It is easy to be marveled by Pelletier’s numbers on the scoresheet alone. He finished among the top of the QMJHL in points last season, was arguably the best player on his team, and was among the best point-producers in his draft class per game played last season. However, what does not show up on the scoresheet is just how good his details are when he plays. Pelletier has a tenacious work ethic and can use his stick to his advantage without taking a penalty. Take a look at this play from the World Juniors

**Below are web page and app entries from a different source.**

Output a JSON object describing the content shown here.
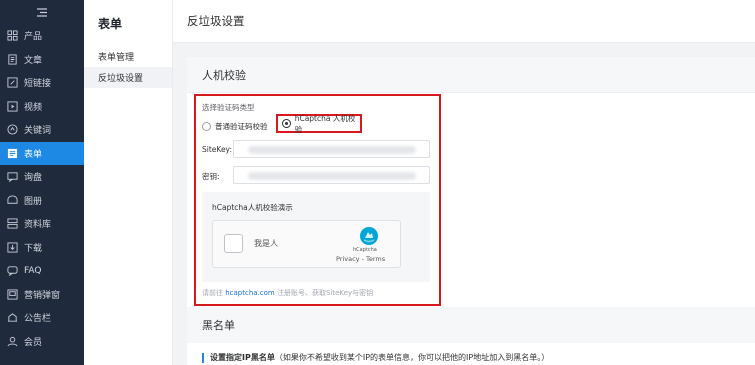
{
  "sidebar": {
    "items": [
      {
        "label": "产品",
        "icon": "grid-icon"
      },
      {
        "label": "文章",
        "icon": "document-icon"
      },
      {
        "label": "短链接",
        "icon": "link-icon"
      },
      {
        "label": "视频",
        "icon": "video-icon"
      },
      {
        "label": "关键词",
        "icon": "keyword-icon"
      },
      {
        "label": "表单",
        "icon": "form-icon",
        "active": true
      },
      {
        "label": "询盘",
        "icon": "inquiry-icon"
      },
      {
        "label": "图册",
        "icon": "album-icon"
      },
      {
        "label": "资料库",
        "icon": "library-icon"
      },
      {
        "label": "下载",
        "icon": "download-icon"
      },
      {
        "label": "FAQ",
        "icon": "faq-icon"
      },
      {
        "label": "营销弹窗",
        "icon": "popup-icon"
      },
      {
        "label": "公告栏",
        "icon": "announcement-icon"
      },
      {
        "label": "会员",
        "icon": "member-icon"
      }
    ]
  },
  "submenu": {
    "title": "表单",
    "items": [
      "表单管理",
      "反垃圾设置"
    ]
  },
  "header": {
    "title": "反垃圾设置"
  },
  "captcha": {
    "section_title": "人机校验",
    "type_label": "选择验证码类型",
    "option_normal": "普通验证码校验",
    "option_hcaptcha": "hCaptcha 人机校验",
    "sitekey_label": "SiteKey:",
    "secret_label": "密钥:",
    "demo_title": "hCaptcha人机校验演示",
    "widget_text": "我是人",
    "widget_brand": "hCaptcha",
    "widget_links": "Privacy - Terms",
    "note_prefix": "请前往",
    "note_link": "hcaptcha.com",
    "note_suffix": "注册账号、获取SiteKey与密钥"
  },
  "blacklist": {
    "section_title": "黑名单",
    "tip_bold": "设置指定IP黑名单",
    "tip_text": "（如果你不希望收到某个IP的表单信息，你可以把他的IP地址加入到黑名单。）"
  },
  "colors": {
    "sidebar_bg": "#1f2a3d",
    "accent": "#1e88e5",
    "highlight": "#d7191e"
  }
}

Right in front of the net, Pelletier lifts the Russian defenders’ stick and picks up the puck for a clean chance on net that just bounces off the post. This is just one small part of Pelletier’s game, but having hands like this and the intelligence to make a play like that and then be able to get a chance on net that tight in is what really sets him apart. These details exist in his game at all ends of the ice. Pelletier has such a high skill set that he could quickly rise through the ranks in Stockton this season.
How high can he rise?
The forward group in Stockton is projected to be quite good this season, with players like Phillips, Adam Ruzicka, Martin Pospisil, and potentially Gawdin being at the top of the depth chart. The next layer includes players like Justin Kirkland, Luke Philp, Mathias Emilio Pettersen, and Dmitry Zavgorodny, who will be looking to show that they belong with the former group. Pelletier will have a lot of competition for any minutes that he plays and will have to show that he can handle whatever is thrown at him.
Like most prospects, expect him to start in a depth role, likely on the third line in Stockton, with slightly sheltered minutes against other teams’ bottom-six guys. He will be facing off against bigger, older, and stronger players, and will be forced to show that he can handle that before getting any more minutes.
However, it is not unrealistic to expect Pelletier to push his way up the depth chart and work his way to the top group through the season. He is one of the most offensively gifted players in the Flames’ system currently and has incredible hands and skills that are likely too good for the bottom of the roster. He will likely also work his way into a special teams’ role, handling power play, and especially penalty kill minutes probably sooner than later.
It is also not out of the question for him to get a call-up to Calgary depending on his play. There are a few open jobs on the big team as things stand right now, but those will likely be given to either a veteran signee or an older prospect like Phillips or Gawdin. However, should there be an injury, particularly of a winger, Pelletier could be on the call-up list if he performs as well as he did in the past. An excellent skater with a tenacious style, Pelletier would suit Sutter-hockey to a tee.
While he does need to keep getting bigger, Pelletier has a lot of the underlying skills and style of play to make the jump to pro-hockey easier than most. He is the type of player who thrives under pressure, having played incredibly well at the World Juniors, where he was fourth in points for Team Canada, and in the Q’s playoffs, where he was third in points league-wide and could be a difference-maker in Stockton for sure.
One thing is certain: do not sleep on Jakob Pelletier.